WORK ITEM:
All of the data is to be written out again exactly, without the pictures.

*** DATA PROVIDED ***

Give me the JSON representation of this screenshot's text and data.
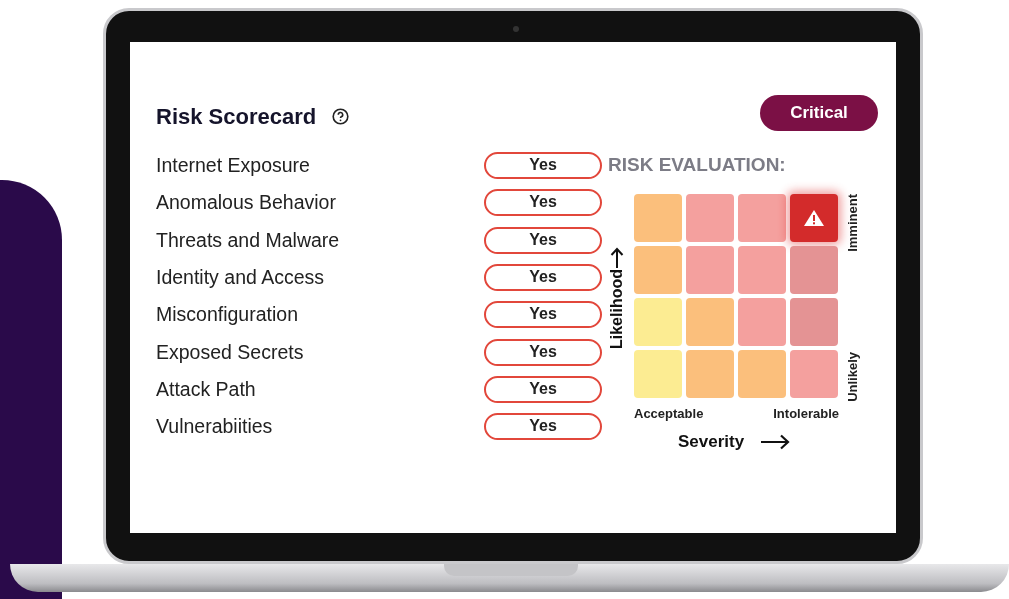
{
  "scorecard": {
    "title": "Risk Scorecard",
    "status": "Critical",
    "items": [
      {
        "label": "Internet Exposure",
        "value": "Yes"
      },
      {
        "label": "Anomalous Behavior",
        "value": "Yes"
      },
      {
        "label": "Threats and Malware",
        "value": "Yes"
      },
      {
        "label": "Identity and Access",
        "value": "Yes"
      },
      {
        "label": "Misconfiguration",
        "value": "Yes"
      },
      {
        "label": "Exposed Secrets",
        "value": "Yes"
      },
      {
        "label": "Attack Path",
        "value": "Yes"
      },
      {
        "label": "Vulnerabiities",
        "value": "Yes"
      }
    ]
  },
  "risk_evaluation": {
    "title": "RISK EVALUATION:",
    "y_label": "Likelihood",
    "x_label": "Severity",
    "top_label": "Imminent",
    "bottom_label": "Unlikely",
    "left_label": "Acceptable",
    "right_label": "Intolerable",
    "rows": [
      [
        {
          "color": "#fbbf7c",
          "alert": false
        },
        {
          "color": "#f4a09e",
          "alert": false
        },
        {
          "color": "#f4a09e",
          "alert": false
        },
        {
          "color": "#d32b2b",
          "alert": true
        }
      ],
      [
        {
          "color": "#fbbf7c",
          "alert": false
        },
        {
          "color": "#f4a09e",
          "alert": false
        },
        {
          "color": "#f4a09e",
          "alert": false
        },
        {
          "color": "#e49394",
          "alert": false
        }
      ],
      [
        {
          "color": "#fcec92",
          "alert": false
        },
        {
          "color": "#fbbf7c",
          "alert": false
        },
        {
          "color": "#f4a09e",
          "alert": false
        },
        {
          "color": "#e49394",
          "alert": false
        }
      ],
      [
        {
          "color": "#fcec92",
          "alert": false
        },
        {
          "color": "#fbbf7c",
          "alert": false
        },
        {
          "color": "#fbbf7c",
          "alert": false
        },
        {
          "color": "#f4a09e",
          "alert": false
        }
      ]
    ]
  }
}
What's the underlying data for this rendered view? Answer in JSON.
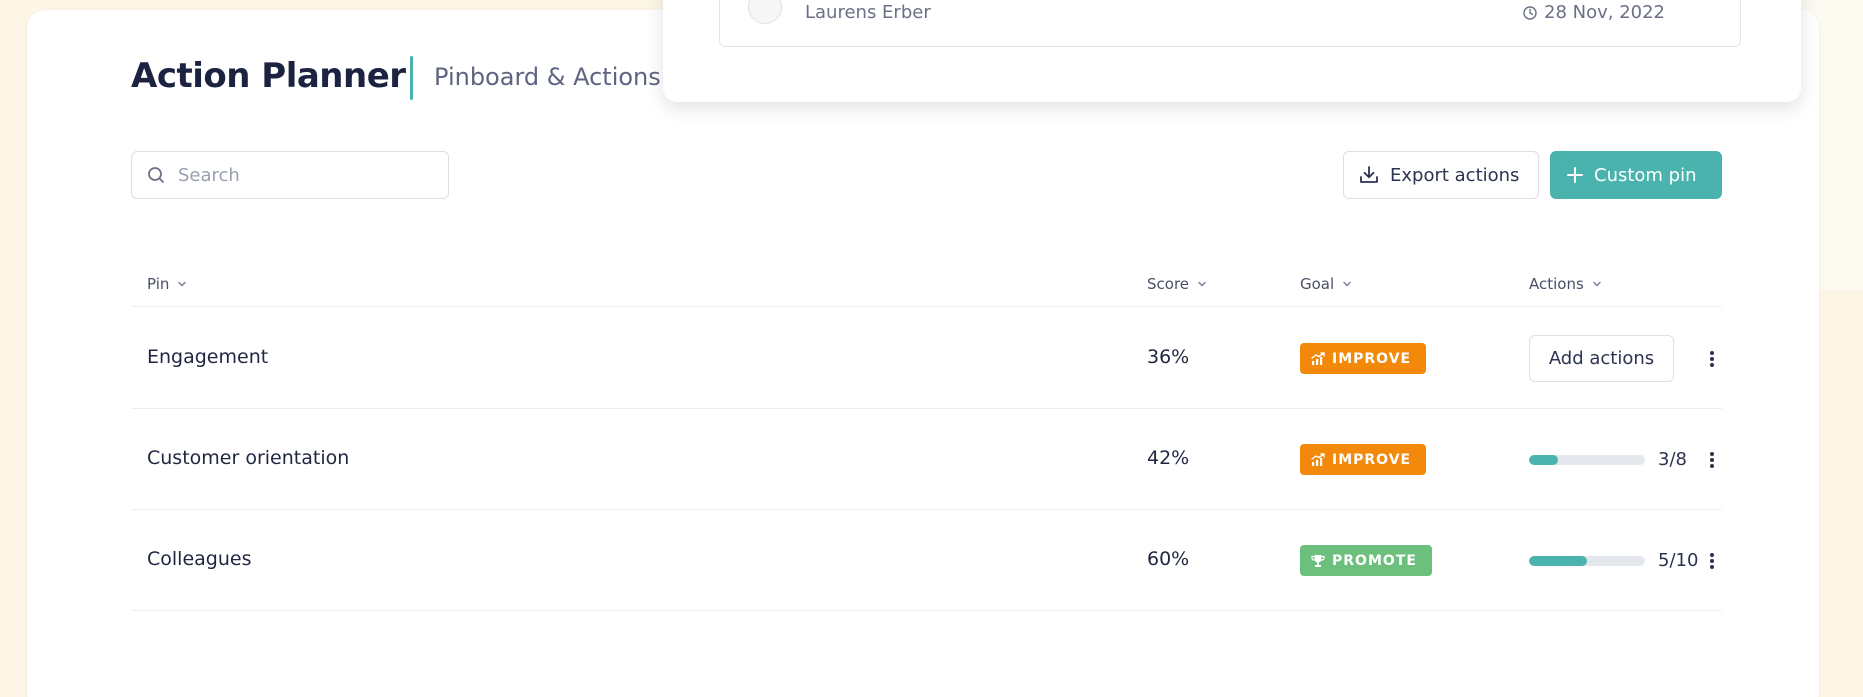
{
  "header": {
    "title": "Action Planner",
    "subtitle": "Pinboard & Actions"
  },
  "search": {
    "placeholder": "Search",
    "value": ""
  },
  "toolbar": {
    "export_label": "Export actions",
    "custom_pin_label": "Custom pin"
  },
  "table": {
    "columns": {
      "pin": "Pin",
      "score": "Score",
      "goal": "Goal",
      "actions": "Actions"
    },
    "rows": [
      {
        "pin": "Engagement",
        "score": "36%",
        "goal": "IMPROVE",
        "actions_label": "Add actions"
      },
      {
        "pin": "Customer orientation",
        "score": "42%",
        "goal": "IMPROVE",
        "progress_text": "3/8",
        "progress": 0.25
      },
      {
        "pin": "Colleagues",
        "score": "60%",
        "goal": "PROMOTE",
        "progress_text": "5/10",
        "progress": 0.5
      }
    ]
  },
  "popover": {
    "author": "Laurens Erber",
    "date": "28 Nov, 2022"
  },
  "colors": {
    "accent": "#4bb3ae",
    "improve": "#f2890a",
    "promote": "#6cbf7c"
  }
}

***

OUTPUT FOR THIS EXERCISE:
Give me the JSON representation of this screenshot's text and data.
{
  "scorecard": {
    "title": "Risk Scorecard",
    "status": "Critical",
    "items": [
      {
        "label": "Internet Exposure",
        "value": "Yes"
      },
      {
        "label": "Anomalous Behavior",
        "value": "Yes"
      },
      {
        "label": "Threats and Malware",
        "value": "Yes"
      },
      {
        "label": "Identity and Access",
        "value": "Yes"
      },
      {
        "label": "Misconfiguration",
        "value": "Yes"
      },
      {
        "label": "Exposed Secrets",
        "value": "Yes"
      },
      {
        "label": "Attack Path",
        "value": "Yes"
      },
      {
        "label": "Vulnerabiities",
        "value": "Yes"
      }
    ]
  },
  "risk_evaluation": {
    "title": "RISK EVALUATION:",
    "y_label": "Likelihood",
    "x_label": "Severity",
    "top_label": "Imminent",
    "bottom_label": "Unlikely",
    "left_label": "Acceptable",
    "right_label": "Intolerable",
    "rows": [
      [
        {
          "color": "#fbbf7c",
          "alert": false
        },
        {
          "color": "#f4a09e",
          "alert": false
        },
        {
          "color": "#f4a09e",
          "alert": false
        },
        {
          "color": "#d32b2b",
          "alert": true
        }
      ],
      [
        {
          "color": "#fbbf7c",
          "alert": false
        },
        {
          "color": "#f4a09e",
          "alert": false
        },
        {
          "color": "#f4a09e",
          "alert": false
        },
        {
          "color": "#e49394",
          "alert": false
        }
      ],
      [
        {
          "color": "#fcec92",
          "alert": false
        },
        {
          "color": "#fbbf7c",
          "alert": false
        },
        {
          "color": "#f4a09e",
          "alert": false
        },
        {
          "color": "#e49394",
          "alert": false
        }
      ],
      [
        {
          "color": "#fcec92",
          "alert": false
        },
        {
          "color": "#fbbf7c",
          "alert": false
        },
        {
          "color": "#fbbf7c",
          "alert": false
        },
        {
          "color": "#f4a09e",
          "alert": false
        }
      ]
    ]
  }
}
What's the underlying data for this rendered view? Answer in JSON.
{
  "header": {
    "title": "Action Planner",
    "subtitle": "Pinboard & Actions"
  },
  "search": {
    "placeholder": "Search",
    "value": ""
  },
  "toolbar": {
    "export_label": "Export actions",
    "custom_pin_label": "Custom pin"
  },
  "table": {
    "columns": {
      "pin": "Pin",
      "score": "Score",
      "goal": "Goal",
      "actions": "Actions"
    },
    "rows": [
      {
        "pin": "Engagement",
        "score": "36%",
        "goal": "IMPROVE",
        "actions_label": "Add actions"
      },
      {
        "pin": "Customer orientation",
        "score": "42%",
        "goal": "IMPROVE",
        "progress_text": "3/8",
        "progress": 0.25
      },
      {
        "pin": "Colleagues",
        "score": "60%",
        "goal": "PROMOTE",
        "progress_text": "5/10",
        "progress": 0.5
      }
    ]
  },
  "popover": {
    "author": "Laurens Erber",
    "date": "28 Nov, 2022"
  },
  "colors": {
    "accent": "#4bb3ae",
    "improve": "#f2890a",
    "promote": "#6cbf7c"
  }
}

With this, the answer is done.